  1. Companies need to be prepared to prioritise and discuss social issues, but it can’t be about lip service. When taking a stand on issues like gender parity, the latest research has shown that engaged consumers expect companies to act, change policy and leverage their position to be the change they are advocating for. This is evidenced in the media landscape as well – as coverage indicates journalists are beginning to look beyond what numbers are being reported, to critically examining what action they are taking to redress the gender balance. Put simply, having a nice story doesn’t cut it. Organisations need to develop an actionable plan that will affect change.

  2. Have a credible, robust explanation for why there is a gender pay gap. Companies can’t hide behind numbers because there is a likely risk they’ll be found out. Transparency and commitment is always the best policy, particularly when there is an issue that needs addressing. What’s more, over a third (38%) of consumers said that if a company explains why they have taken a position on an issue that is important to them, they are extremely or very likely to continue to support them, even if they disagree.

  3. Don’t try and simplify it. The gender pay gap is part of a much bigger, complex conversation on gender equality and isn’t going to be solved by one solution. Companies should ensure any strategies to combat gender pay gap takes into account broader issues of diversity and inclusion such as ethnic discrimination, workforce re-entry, career progression, etc., and this may play a larger role in this year’s media reporting.
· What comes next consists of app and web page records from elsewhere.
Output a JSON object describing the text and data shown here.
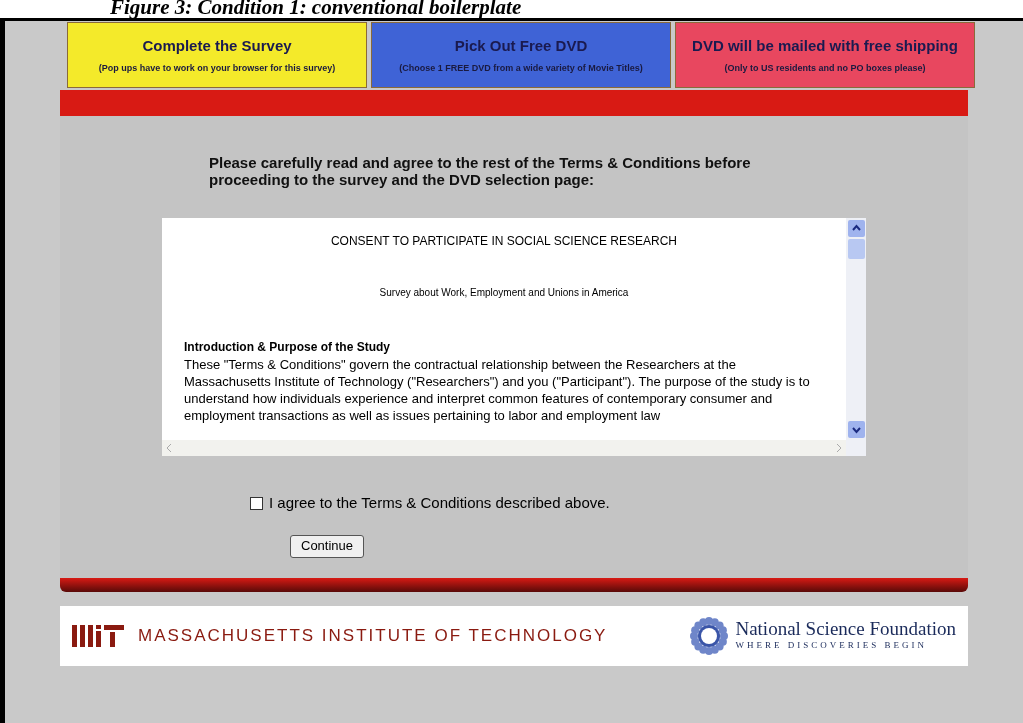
{
  "caption": "Figure 3: Condition 1: conventional boilerplate",
  "tabs": [
    {
      "title": "Complete the Survey",
      "subtitle": "(Pop ups have to work on your browser for this survey)",
      "color": "#f4ea2a"
    },
    {
      "title": "Pick Out Free DVD",
      "subtitle": "(Choose 1 FREE DVD from a wide variety of Movie Titles)",
      "color": "#3f63d6"
    },
    {
      "title": "DVD will be mailed with free shipping",
      "subtitle": "(Only to US residents and no PO boxes please)",
      "color": "#e8475f"
    }
  ],
  "instruction": "Please carefully read and agree to the rest of the Terms & Conditions before proceeding to the survey and the DVD selection page:",
  "terms": {
    "title": "CONSENT TO PARTICIPATE IN SOCIAL SCIENCE RESEARCH",
    "subtitle": "Survey about Work, Employment and Unions in America",
    "section_heading": "Introduction & Purpose of the Study",
    "paragraph": "These \"Terms & Conditions\" govern the contractual relationship between the Researchers at the Massachusetts Institute of Technology (\"Researchers\") and you (\"Participant\"). The purpose of the study is to understand how individuals experience and interpret common features of contemporary consumer and employment transactions as well as issues pertaining to labor and employment law"
  },
  "agree": {
    "label": "I agree to the Terms & Conditions described above.",
    "checked": false
  },
  "continue_button": "Continue",
  "footer": {
    "mit_name": "MASSACHUSETTS INSTITUTE OF TECHNOLOGY",
    "nsf_name": "National Science Foundation",
    "nsf_tagline": "WHERE DISCOVERIES BEGIN"
  }
}
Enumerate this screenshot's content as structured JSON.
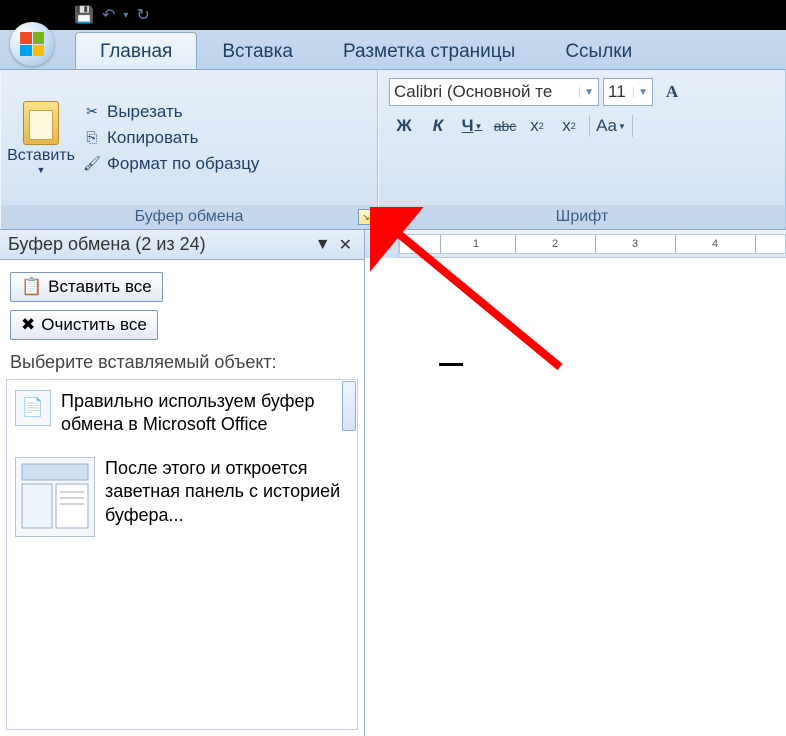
{
  "tabs": {
    "home": "Главная",
    "insert": "Вставка",
    "layout": "Разметка страницы",
    "references": "Ссылки"
  },
  "clipboard_group": {
    "label": "Буфер обмена",
    "paste": "Вставить",
    "cut": "Вырезать",
    "copy": "Копировать",
    "format_painter": "Формат по образцу"
  },
  "font_group": {
    "label": "Шрифт",
    "font_name": "Calibri (Основной те",
    "font_size": "11",
    "bold": "Ж",
    "italic": "К",
    "underline": "Ч",
    "strike": "abc",
    "subscript": "x",
    "superscript": "x",
    "changecase": "Aa"
  },
  "task_pane": {
    "title": "Буфер обмена (2 из 24)",
    "paste_all": "Вставить все",
    "clear_all": "Очистить все",
    "instruction": "Выберите вставляемый объект:",
    "items": [
      "Правильно используем буфер обмена в Microsoft Office",
      "После этого и откроется заветная панель с историей буфера..."
    ]
  },
  "ruler": {
    "marks": [
      "1",
      "2",
      "3",
      "4"
    ]
  }
}
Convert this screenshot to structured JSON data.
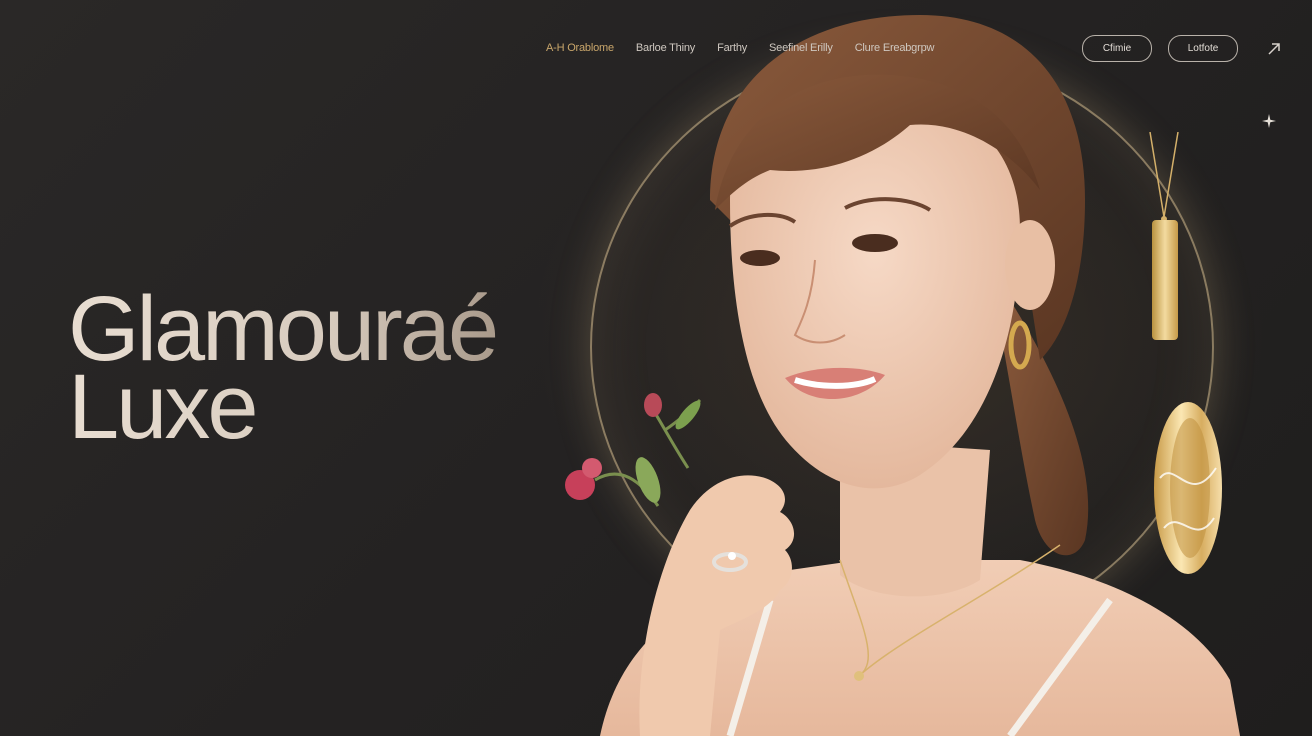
{
  "nav": {
    "items": [
      {
        "label": "A-H Orablome",
        "active": true
      },
      {
        "label": "Barloe Thiny",
        "active": false
      },
      {
        "label": "Farthy",
        "active": false
      },
      {
        "label": "Seefinel Erilly",
        "active": false
      },
      {
        "label": "Clure Ereabgrpw",
        "active": false
      }
    ]
  },
  "header": {
    "button_1": "Cfimie",
    "button_2": "Lotfote"
  },
  "hero": {
    "line_1": "Glamouraé",
    "line_2": "Luxe"
  },
  "colors": {
    "background": "#262424",
    "accent_gold": "#c9a66b",
    "text_light": "#e8ddd1"
  },
  "icons": {
    "arrow": "arrow-up-right-icon",
    "sparkle": "sparkle-icon"
  }
}
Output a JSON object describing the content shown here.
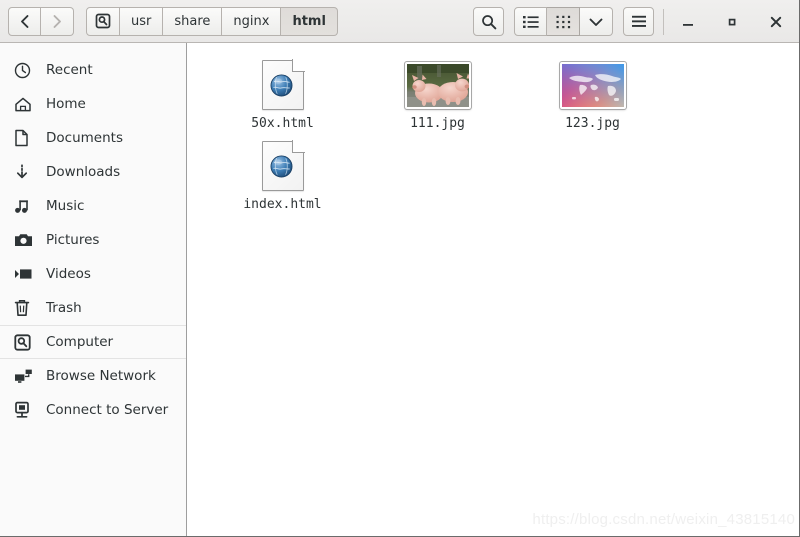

  4. Share a female point of view. No one wants to hear a businessman explaining issues related to women’s rights and gender equality. Identify senior women or case studies within your business who can help shed light on the issues at hand and speak first-hand about the company’s strategy to reversing the gender pay gap.

  5. Engage employees first. Regardless of how active a company’s external communications strategy is, employees are the most important audience and share the same – if not stronger – expectations than general consumers. It is important to get preparation and internal communication about the gender pay gap right to ensure transparency and continued advocacy from employees. Given the sensitive nature of the communication, it is recommended that employees hear about the gender pay gap directly from their managers with whom they have a closer professional relationship. Companies should take a leadership-led cascade approach, ensuring that all managers feel supported to lead conversations with their direct team on the gender pay gap.

  6. Engage the C-suite: When it comes to who speaks on behalf of their companies with regards to issues, it is the CEO who is the most important to hear from, as well as the most credible. He or she should reflect and embody the values of the company. Full stop. Consumers and employees expect nothing less and will want leaders to respond to how the gender pay gap along with other important social issues, are being addressed.

Although it may be too early for company’s gender pay gap figures to reflect change this year, if we know anything it is that consumer expectations are changing.

Companies need to outline a clear plan for how they will be addressing the gender pay gap and broader social issues. And they will be expected to back it up with action.